To remove a tick is thought to be a simple process, done by pulling the tick from the bite site. However, precautions should be taken. The mouth parts,which are barbed, enable ticks to imbed themselves in the skin. To remove a tick, use a pair of tweezers to grasp the head (and mouth parts) as close to the tick bite site as possible. Grabbing and pulling the tick increases the chance of spreading any diseases the tick may be carrying. Apply an even, gentle tugging to remove a tick until it comes free. Once removed, the tick should be flushed down a toilet or washed down a sink, not squeezed or crushed. This too may cause the spread of infected blood. After you successfully remove a tick from the person or pet and discard the tick, wash the tick bite site. Also wash hands and tweezers with hot, soapy water.

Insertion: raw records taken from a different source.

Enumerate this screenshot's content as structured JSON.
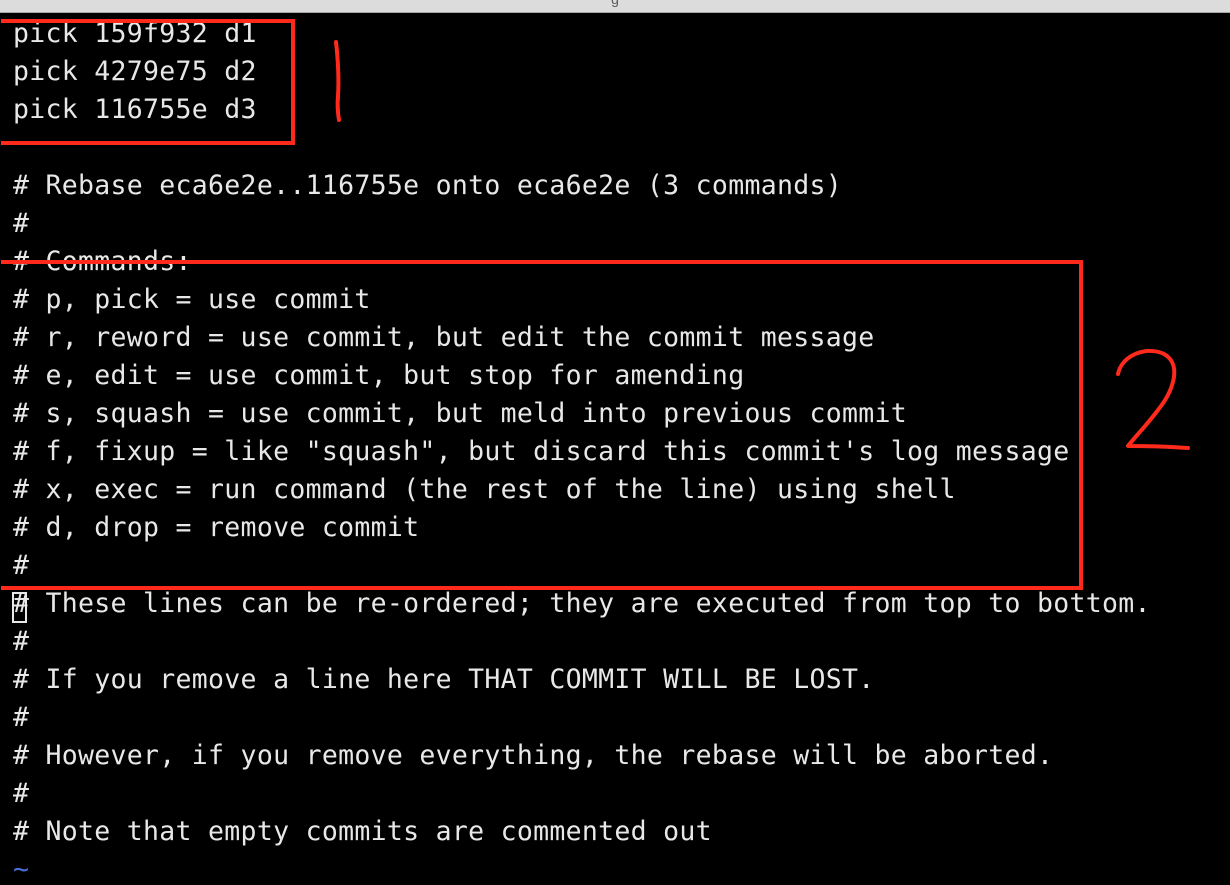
{
  "window": {
    "title": "g"
  },
  "editor": {
    "lines": [
      "pick 159f932 d1",
      "pick 4279e75 d2",
      "pick 116755e d3",
      "",
      "# Rebase eca6e2e..116755e onto eca6e2e (3 commands)",
      "#",
      "# Commands:",
      "# p, pick = use commit",
      "# r, reword = use commit, but edit the commit message",
      "# e, edit = use commit, but stop for amending",
      "# s, squash = use commit, but meld into previous commit",
      "# f, fixup = like \"squash\", but discard this commit's log message",
      "# x, exec = run command (the rest of the line) using shell",
      "# d, drop = remove commit",
      "#",
      "# These lines can be re-ordered; they are executed from top to bottom.",
      "#",
      "# If you remove a line here THAT COMMIT WILL BE LOST.",
      "#",
      "# However, if you remove everything, the rebase will be aborted.",
      "#",
      "# Note that empty commits are commented out",
      "~"
    ]
  },
  "annotations": {
    "box_color": "#ff2a1c",
    "label_1": "1",
    "label_2": "2"
  }
}
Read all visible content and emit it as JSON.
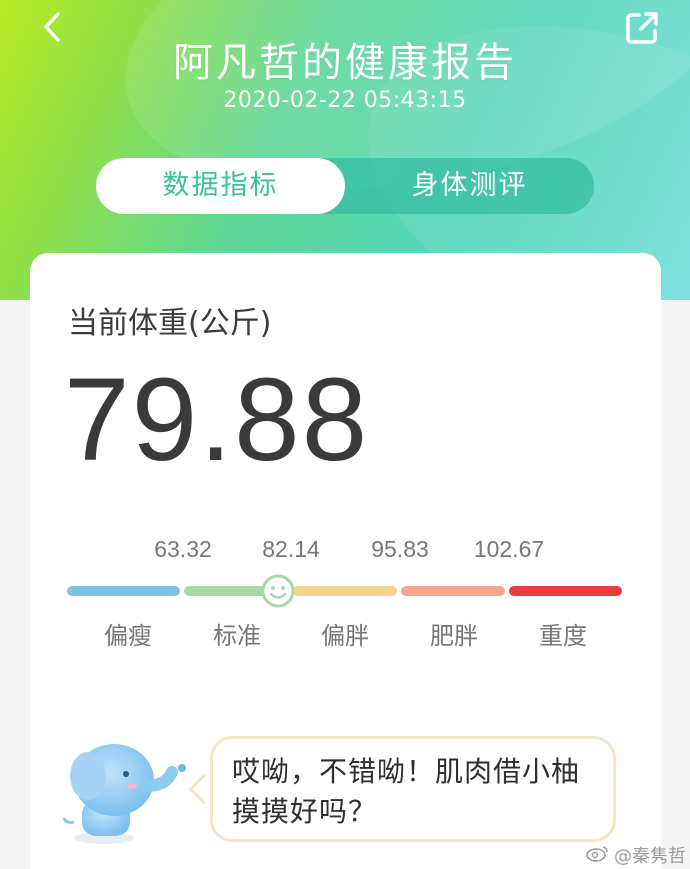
{
  "header": {
    "title": "阿凡哲的健康报告",
    "timestamp": "2020-02-22 05:43:15",
    "tabs": [
      {
        "label": "数据指标",
        "active": true
      },
      {
        "label": "身体测评",
        "active": false
      }
    ]
  },
  "weight": {
    "label": "当前体重(公斤)",
    "value": "79.88"
  },
  "scale": {
    "thresholds": [
      "63.32",
      "82.14",
      "95.83",
      "102.67"
    ],
    "categories": [
      {
        "label": "偏瘦",
        "color": "#7fc4e4"
      },
      {
        "label": "标准",
        "color": "#a8d9a4"
      },
      {
        "label": "偏胖",
        "color": "#f5d489"
      },
      {
        "label": "肥胖",
        "color": "#f6a68a"
      },
      {
        "label": "重度",
        "color": "#ec3b3e"
      }
    ],
    "current_category": "标准"
  },
  "message": {
    "text": "哎呦，不错呦！肌肉借小柚摸摸好吗？"
  },
  "watermark": "@秦隽哲",
  "icons": {
    "back": "chevron-left-icon",
    "share": "share-icon",
    "smiley": "smiley-icon",
    "mascot": "elephant-mascot",
    "weibo": "weibo-icon"
  },
  "colors": {
    "accent": "#38c29e",
    "text_dark": "#3a3a3a",
    "bubble_border": "#f2e7c4"
  }
}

Prevent ticks by following a few simple rules:
•Avoid grassy or shrubby areas where ticks may be present •Avoid tick season completely by staying indoors or away from areas where ticks thrive (usually April – September) •Wear light colored clothing so ticks can be seen and brushed off or removed •Tuck pants into socks or boots and wear long sleeve shirt •Use Flea & Tick Pets + Home Tick Spray on pets and Insect Repellent Insect Repellent on yourself before entering any area where ticks may be present •Promptly and thoroughly check both animals and yourself after coming from an area where ticks may have been and be sure to follow procedures for properly removing ticks
* Avoid folklore remedies for removing ticks such as "painting" the tick with nail polish or petroleum jelly, or using heat to make the tick detach from the skin. Your goal is to remove a tick as quickly as possible--not wait for it to detach.
If you develop a rash or fever within several weeks of removing a tick, see your doctor immediately. Be sure to tell the doctor about your recent tick bite, when the bite occurred, and where you most likely acquired the tick.